Sea turtle nesting season has officially ended on Sanibel and Captiva, with the last remaining nest inventoried last week.
A total of 786 sea turtle nests were laid on the islands this year, and 35,803 hatchlings successfully emerged. Loggerhead sea turtles (Caretta caretta) laid 769 of the nests, and green sea turtles (Chelonia mydas) laid 18 nests.
Although numbers were down a bit this year on Sanibel and Captiva compared to the prior year, other areas in the region — such as Bonita and Lovers Key State Park — experienced record nesting.
“Preliminary statewide numbers for the 2022 season are pretty encouraging, and our lack of a record is not necessarily a big cause for concern,” said SCCF Sea Turtle Biologist Jack Brzoza. “Turtles don’t typically nest every year, and it could be a year where a lot of their off years coincide, or they could be nesting on other local beaches, among other potential factors. For instance, one of our satellite-tracked loggerheads, Pepper, was observed to have nested on nearby beaches in Sarasota and Bonita based on satellite transmission data and visual confirmation.”
Before Hurricane Ian, the sea turtle season was already beginning to wind down, as peak nesting tends to occur in June and July. The vast majority of nests had already hatched and been inventoried. There were 17 remaining nests when the storm hit, only one of which, a green sea turtle nest, survived. SCCF staff were able to confirm the nests’ outcomes with highly accurate Trimble GPS data. Last week, SCCF biologists inventoried the final nest to evaluate its contents and determine nest productivity. The nest was not observed to have hatched, but because it incubated the full duration, it met state requirements for a nest evaluation.
The team was only able to find 19 eggs, which is low given that green sea turtles in Florida lay an average clutch size of around 110-115 eggs, Brzoza said.

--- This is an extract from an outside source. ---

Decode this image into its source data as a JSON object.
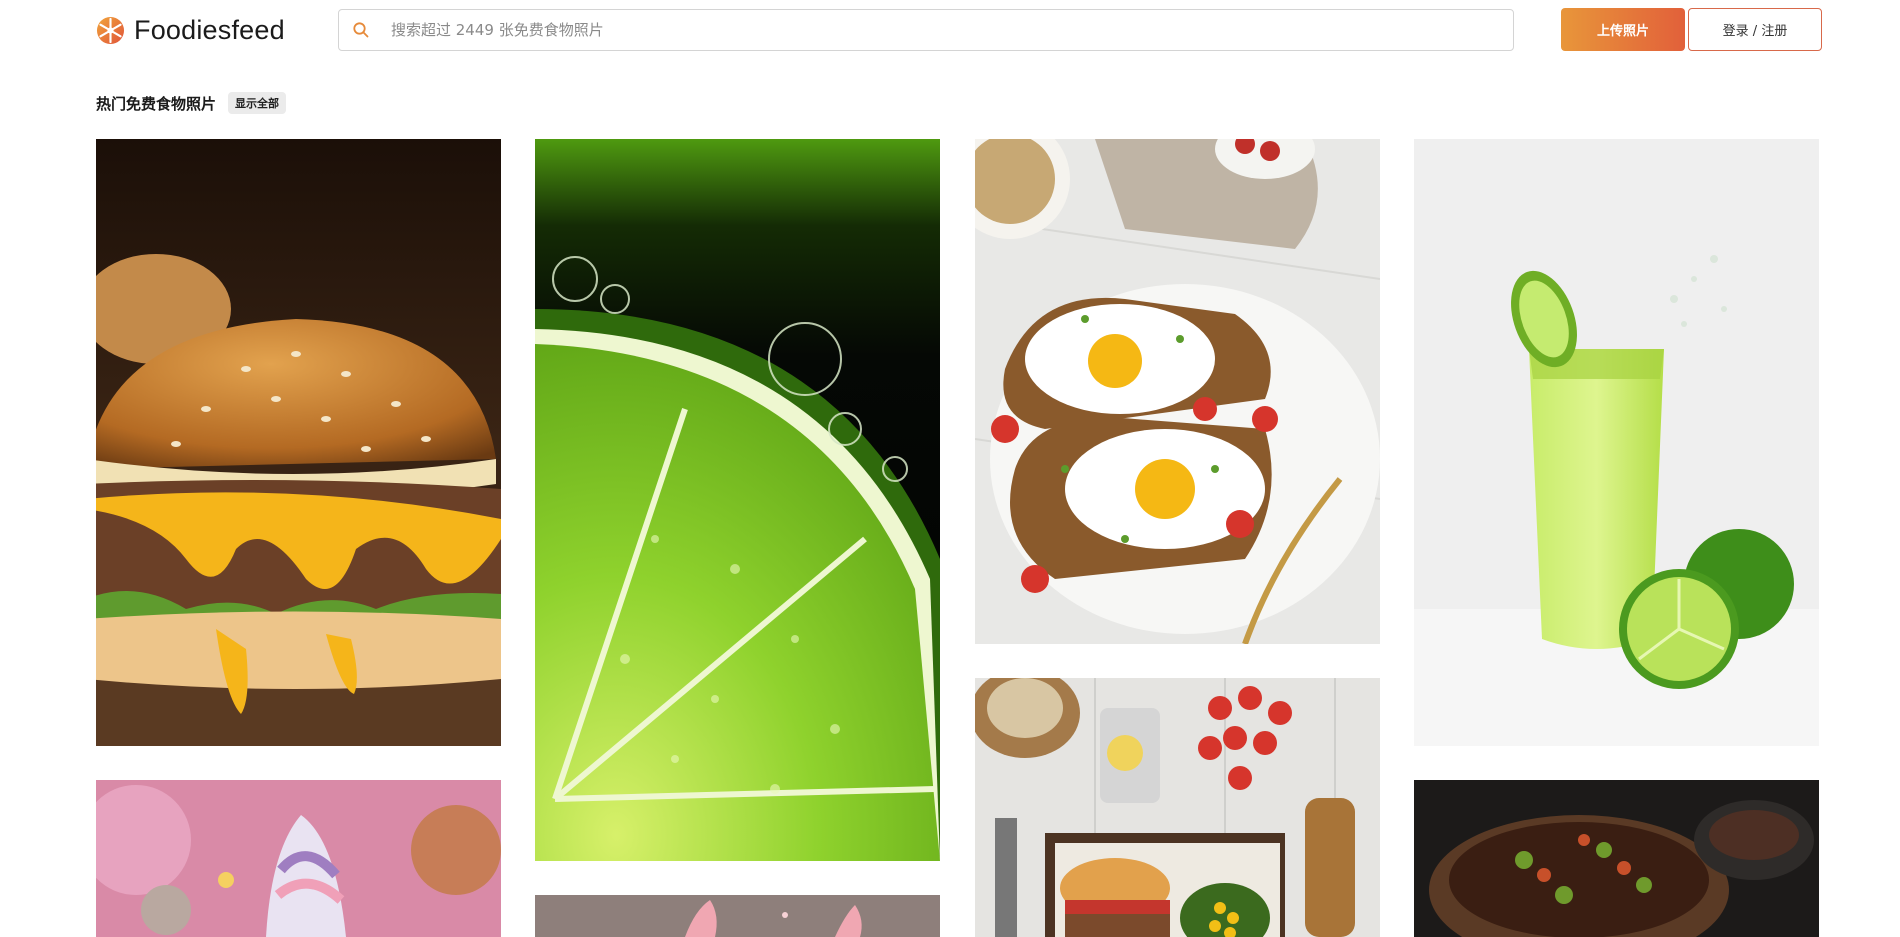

“This nest experienced severe and prolonged inundation from the hurricane, and it’s likely that some eggs were washed out to sea,” he said. “It’s possible the turtle who laid the nest successfully produced offspring earlier in the year, since nesting females can lay up to 6 clutches over the season.”
Nesting multiple times per year helps sea turtles continually survive in environments with periodic large storms, said Brzoza, adding that he’s hopeful sea turtles will be resilient and have another successful season next year despite 2022’s setbacks.
“Beaches are incredibly dynamic environments, and there’s a good chance the beaches will look different than they do now come the start of the 2023 nesting season in April. There’s time for dune vegetation to regrow and areas will continue to accrete or erode over the winter,” Brzoza said. “Suitable nesting habitat still remains, and there is the potential for that to further improve over the coming months.”